If a line in the records below contains the word "placeholder", copy it.

=-=-=-=-=

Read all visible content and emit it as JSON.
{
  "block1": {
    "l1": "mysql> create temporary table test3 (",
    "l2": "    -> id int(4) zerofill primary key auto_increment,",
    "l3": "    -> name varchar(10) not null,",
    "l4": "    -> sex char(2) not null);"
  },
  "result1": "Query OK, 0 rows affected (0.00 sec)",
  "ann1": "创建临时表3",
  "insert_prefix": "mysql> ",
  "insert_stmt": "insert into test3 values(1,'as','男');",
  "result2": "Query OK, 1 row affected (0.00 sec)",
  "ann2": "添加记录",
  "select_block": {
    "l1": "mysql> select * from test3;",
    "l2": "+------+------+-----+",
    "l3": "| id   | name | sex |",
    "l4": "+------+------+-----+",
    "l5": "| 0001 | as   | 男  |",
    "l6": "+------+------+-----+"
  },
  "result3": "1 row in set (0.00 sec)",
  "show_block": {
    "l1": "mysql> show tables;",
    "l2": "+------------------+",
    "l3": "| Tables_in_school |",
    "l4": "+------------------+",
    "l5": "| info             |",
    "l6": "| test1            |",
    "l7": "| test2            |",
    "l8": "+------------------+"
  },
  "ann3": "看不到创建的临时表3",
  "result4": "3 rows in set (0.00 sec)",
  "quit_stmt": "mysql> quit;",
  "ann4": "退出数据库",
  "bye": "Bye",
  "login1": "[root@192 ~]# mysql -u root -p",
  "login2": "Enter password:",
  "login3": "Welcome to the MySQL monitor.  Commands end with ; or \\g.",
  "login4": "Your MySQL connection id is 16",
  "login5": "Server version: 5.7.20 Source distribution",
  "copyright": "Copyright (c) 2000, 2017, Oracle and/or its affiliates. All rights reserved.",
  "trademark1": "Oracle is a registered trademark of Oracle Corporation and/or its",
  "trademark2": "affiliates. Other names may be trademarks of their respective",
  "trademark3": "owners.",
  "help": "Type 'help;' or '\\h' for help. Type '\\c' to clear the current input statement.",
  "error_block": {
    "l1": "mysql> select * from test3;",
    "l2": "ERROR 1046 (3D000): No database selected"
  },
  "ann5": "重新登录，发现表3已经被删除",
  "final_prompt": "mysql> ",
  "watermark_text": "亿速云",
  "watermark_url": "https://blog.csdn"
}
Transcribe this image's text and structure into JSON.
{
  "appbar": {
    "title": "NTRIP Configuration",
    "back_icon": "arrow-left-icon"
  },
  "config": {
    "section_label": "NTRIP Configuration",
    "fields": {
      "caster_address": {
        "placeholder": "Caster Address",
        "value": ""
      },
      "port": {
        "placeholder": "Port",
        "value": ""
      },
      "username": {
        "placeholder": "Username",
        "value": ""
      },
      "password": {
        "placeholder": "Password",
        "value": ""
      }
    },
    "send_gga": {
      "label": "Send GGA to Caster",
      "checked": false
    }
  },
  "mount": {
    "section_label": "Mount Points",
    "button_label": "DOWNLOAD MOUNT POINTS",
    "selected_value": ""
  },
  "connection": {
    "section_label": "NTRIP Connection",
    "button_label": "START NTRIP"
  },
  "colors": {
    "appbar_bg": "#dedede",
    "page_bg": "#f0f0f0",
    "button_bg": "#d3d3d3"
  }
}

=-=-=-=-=

» Output of the exercise
        "placeholder": "Caster Address",
        "placeholder": "Port",
        "placeholder": "Username",
        "placeholder": "Password",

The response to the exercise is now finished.